Keith Fraser

Is the vision of togetherness lost or is it even necessary? Does the fact that we recognise difference lead to an inevitable parting and division of communities and people? Why is it that now despite many in society being passionate about our individuality, I’m just as passionate about how we can achieve togetherness?

I strongly believe that we should strive to promote our individuality, whilst using our uniqueness to bind us together. The reason why I so strongly believe that communities and individuals should support each other; is because by recognising each other, we recognise and respect the individual, while simultaneously experiencing the strengths, the genuine happiness and feeling of contentment this can bring.

There is a but:

The labels, the components, the measures of an individual are the things that divide us, but they are also the things that bring us together, that excite us and that enable us to achieve. Our individuality and our difference are the bedrock of a being human.

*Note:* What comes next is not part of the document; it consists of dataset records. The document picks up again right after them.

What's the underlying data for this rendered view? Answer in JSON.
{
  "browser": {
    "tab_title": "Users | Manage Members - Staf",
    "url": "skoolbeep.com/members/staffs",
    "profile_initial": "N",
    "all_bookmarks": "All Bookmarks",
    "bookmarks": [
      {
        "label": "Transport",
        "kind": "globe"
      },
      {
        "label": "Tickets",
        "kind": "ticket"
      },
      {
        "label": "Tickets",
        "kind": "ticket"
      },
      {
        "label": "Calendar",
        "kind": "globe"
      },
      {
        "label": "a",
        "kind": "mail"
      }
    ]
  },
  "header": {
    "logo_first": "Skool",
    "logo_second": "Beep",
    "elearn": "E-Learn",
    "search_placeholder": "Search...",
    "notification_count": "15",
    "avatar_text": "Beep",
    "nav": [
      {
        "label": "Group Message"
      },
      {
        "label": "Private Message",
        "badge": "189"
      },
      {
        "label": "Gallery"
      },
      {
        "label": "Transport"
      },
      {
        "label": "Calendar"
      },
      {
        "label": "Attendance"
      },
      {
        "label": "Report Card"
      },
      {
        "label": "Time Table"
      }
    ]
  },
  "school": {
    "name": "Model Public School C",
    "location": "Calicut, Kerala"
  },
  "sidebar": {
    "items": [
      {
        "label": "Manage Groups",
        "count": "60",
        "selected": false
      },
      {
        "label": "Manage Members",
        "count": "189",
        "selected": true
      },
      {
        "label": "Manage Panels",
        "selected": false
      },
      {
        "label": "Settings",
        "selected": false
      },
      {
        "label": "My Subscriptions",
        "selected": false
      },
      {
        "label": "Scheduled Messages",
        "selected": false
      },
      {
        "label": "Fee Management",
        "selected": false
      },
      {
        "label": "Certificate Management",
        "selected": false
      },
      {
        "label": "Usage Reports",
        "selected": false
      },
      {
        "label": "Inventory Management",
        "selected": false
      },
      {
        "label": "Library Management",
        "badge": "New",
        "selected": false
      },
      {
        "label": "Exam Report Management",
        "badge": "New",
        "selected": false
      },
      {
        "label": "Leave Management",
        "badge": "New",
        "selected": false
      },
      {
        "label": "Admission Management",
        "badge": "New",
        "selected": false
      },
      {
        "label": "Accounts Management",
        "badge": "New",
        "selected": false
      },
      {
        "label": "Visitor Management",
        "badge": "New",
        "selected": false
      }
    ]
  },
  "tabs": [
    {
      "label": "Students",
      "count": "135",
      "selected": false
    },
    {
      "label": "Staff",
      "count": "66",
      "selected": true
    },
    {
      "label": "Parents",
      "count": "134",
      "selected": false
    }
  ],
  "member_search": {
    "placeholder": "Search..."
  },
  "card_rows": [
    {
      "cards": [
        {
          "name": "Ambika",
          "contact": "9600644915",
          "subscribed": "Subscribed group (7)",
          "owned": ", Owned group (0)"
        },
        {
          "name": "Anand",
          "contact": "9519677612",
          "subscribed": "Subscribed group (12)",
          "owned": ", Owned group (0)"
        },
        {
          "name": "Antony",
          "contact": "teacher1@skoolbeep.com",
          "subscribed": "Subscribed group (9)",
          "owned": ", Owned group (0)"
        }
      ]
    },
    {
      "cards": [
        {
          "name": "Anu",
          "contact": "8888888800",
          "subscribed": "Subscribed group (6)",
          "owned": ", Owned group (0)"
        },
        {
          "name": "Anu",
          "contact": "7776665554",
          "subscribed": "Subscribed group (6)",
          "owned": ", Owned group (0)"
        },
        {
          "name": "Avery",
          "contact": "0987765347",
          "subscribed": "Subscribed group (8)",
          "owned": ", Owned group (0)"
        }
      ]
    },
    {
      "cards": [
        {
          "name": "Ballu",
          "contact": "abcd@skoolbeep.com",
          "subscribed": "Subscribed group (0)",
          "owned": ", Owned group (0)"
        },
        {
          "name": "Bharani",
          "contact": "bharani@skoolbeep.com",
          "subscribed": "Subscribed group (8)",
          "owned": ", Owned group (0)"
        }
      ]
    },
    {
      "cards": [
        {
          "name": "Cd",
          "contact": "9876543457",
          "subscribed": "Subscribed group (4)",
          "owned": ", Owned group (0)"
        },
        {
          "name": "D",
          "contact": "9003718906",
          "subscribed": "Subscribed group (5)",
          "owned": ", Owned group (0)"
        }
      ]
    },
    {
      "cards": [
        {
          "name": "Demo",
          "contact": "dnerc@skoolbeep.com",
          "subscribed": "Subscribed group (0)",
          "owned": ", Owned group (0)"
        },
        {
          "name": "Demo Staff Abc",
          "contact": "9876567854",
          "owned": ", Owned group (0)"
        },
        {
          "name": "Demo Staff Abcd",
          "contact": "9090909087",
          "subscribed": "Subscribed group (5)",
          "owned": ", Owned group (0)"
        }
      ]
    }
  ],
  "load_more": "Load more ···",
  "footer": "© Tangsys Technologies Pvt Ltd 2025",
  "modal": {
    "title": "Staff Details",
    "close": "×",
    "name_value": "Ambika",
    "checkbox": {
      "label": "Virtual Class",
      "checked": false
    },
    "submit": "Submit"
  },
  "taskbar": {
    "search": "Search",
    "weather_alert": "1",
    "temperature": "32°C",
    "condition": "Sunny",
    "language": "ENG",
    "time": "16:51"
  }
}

How can it be that our difference can simultaneously enhance our position in the world and at the same time reduce or challenge our place in the world.

The complexity of difference and togetherness are all about context. As Professor Kirby et al. said a label can represent a short hand descriptor to a club we want to join or alternatively a group we don’t want to belong to.

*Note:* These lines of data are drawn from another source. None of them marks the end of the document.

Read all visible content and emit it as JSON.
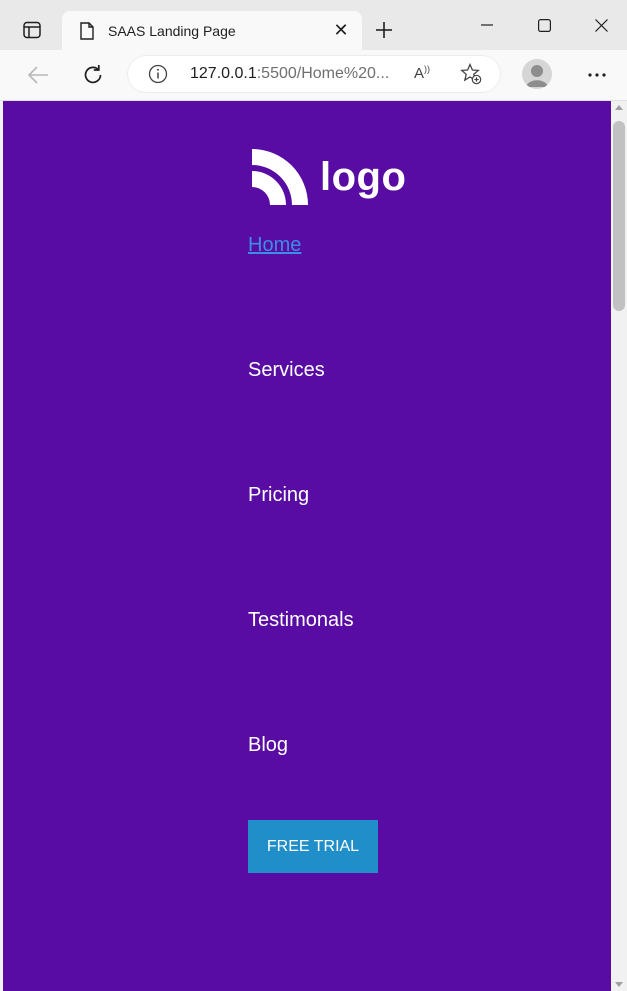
{
  "browser": {
    "tab": {
      "title": "SAAS Landing Page",
      "close_glyph": "✕"
    },
    "new_tab_glyph": "+",
    "address": {
      "url_main": "127.0.0.1",
      "url_rest": ":5500/Home%20...",
      "read_aloud_glyph": "A"
    }
  },
  "page": {
    "logo_text": "logo",
    "nav": [
      {
        "label": "Home",
        "active": true
      },
      {
        "label": "Services",
        "active": false
      },
      {
        "label": "Pricing",
        "active": false
      },
      {
        "label": "Testimonals",
        "active": false
      },
      {
        "label": "Blog",
        "active": false
      }
    ],
    "cta_label": "FREE TRIAL"
  },
  "colors": {
    "page_background": "#580ca4",
    "active_link": "#3b8de6",
    "cta_background": "#1f8ec9"
  },
  "icons": [
    "tab-actions-icon",
    "page-icon",
    "close-icon",
    "plus-icon",
    "minimize-icon",
    "maximize-icon",
    "close-window-icon",
    "back-icon",
    "refresh-icon",
    "info-icon",
    "read-aloud-icon",
    "add-favorite-icon",
    "profile-icon",
    "more-icon"
  ]
}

The challenge with these labels is that people are messy and often don’t conform to what we think are the norms of that label. I would argue that labels are a natural part of being human, we should all acknowledge this and not be scared of it, but we must challenge the labels that we place on each other. If we challenge the labels, we break down the barriers that often prevent or hinder us being together and ultimately respecting each other.

I champion togetherness; because together we succeed, together we are content and together we respect the individual. Without togetherness we create labels which are barriers rather than labels with porous borders, which allow for the individuality of us all. I have a little motto which I use in my day-to-day life which is: I want to listen, I want to understand, I want to involve and finally I want to act. How often do we act without understanding, without involving and without listening; even though our motives are laudable, the outcomes are likely to be unsuccessful. A lack of togetherness enables arms of the state to label individuals as hard to reach. What does hard to reach mean? Despite being well-intentioned, hard to reach is a term which depicts the dominance of the labeller over the person or community that is hard to reach. I want to promote togetherness where we recognise the messiness of the individual, where are our own personal norms do not dictate what we think of the personal norms of others. Just think about the things that turn your head in the street and that will give you a simple indication of something or someone that could be outside of your personal norm.

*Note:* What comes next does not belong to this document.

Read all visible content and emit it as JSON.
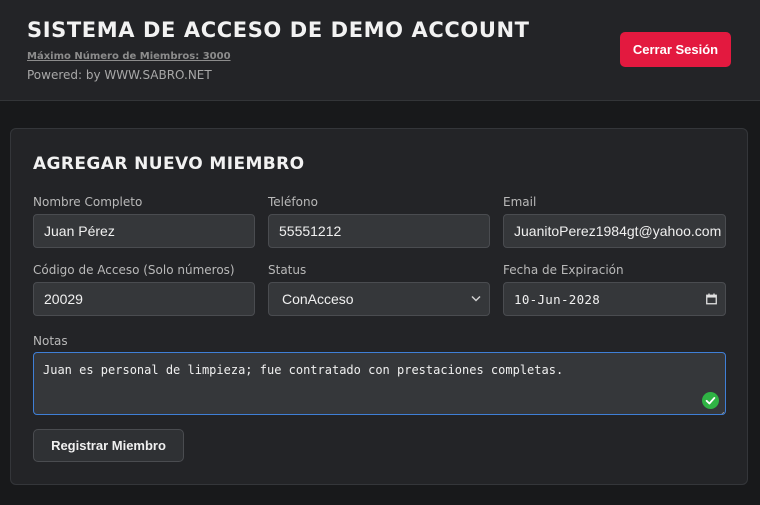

We need to challenge the term hard to reach, we need to work hard for togetherness.

Together we achieve more!

Together we respect difference!

Together life is exciting!

Together barriers are flattened!

Together there is less ignorance!

Together drives a desire to know more!

Together builds a passion for fairness!

Together promotes the individual!

Keith Fraser
24th of September 2021